The City of Berkeley has an excellent police force, whose dedicated officers truly care about the community they serve. Over the past decade, crime rates in our city have dropped significantly, reflecting a national trend. However, this success has been tempered by an increase in the homeless population, which has diverted officer resources and left less time for patrols and special investigations. The Mayor understands that public safety is at the core of a thriving community and is committed to helping the Berkeley Police Department attract new officers.
Strengthening Community Relationships
In 2014, the Mayor introduced legislation to outfit every BPD officer with a body camera as a way of increasing trust between police and residents, and adding transparency to police work. Body cameras have been shown to decrease misconduct and use of force incidents, and will be required whenever police engage in a traffic stop or have other interactions with residents. The Mayor also hopes that body cameras will reduce the racial disparities in police stops, searches and uses of force by the department identified in a 2016 report by the Center of Policing Equity, a non-partisan think tank.
Commitment to Restorative Justice

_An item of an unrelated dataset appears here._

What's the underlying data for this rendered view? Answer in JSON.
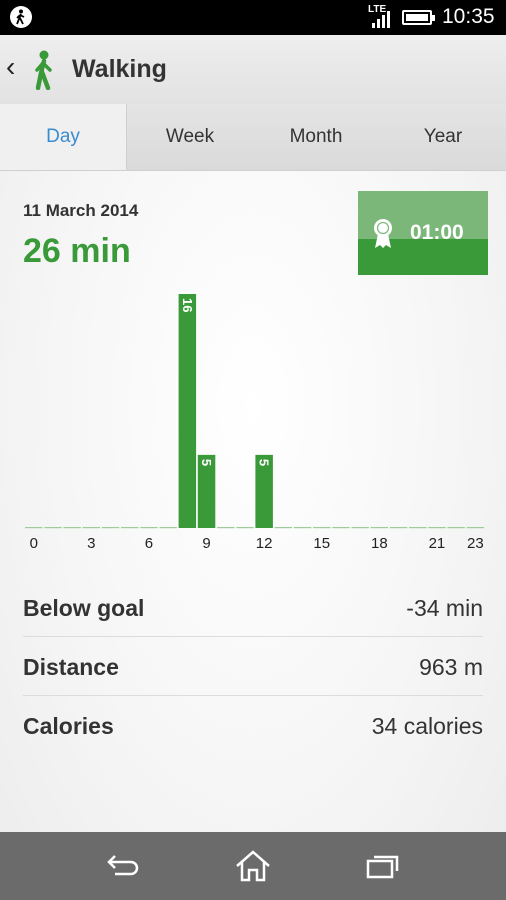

As part of his commitment to Berkeley’s young people, Mayor Arreguin is also working to expand restorative justice programs to divert young and non-violent offenders from the criminal justice system and give them a chance to learn from their mistakes. Our youth are our future and we must make sure that each and every one of them is given ample opportunity to succeed.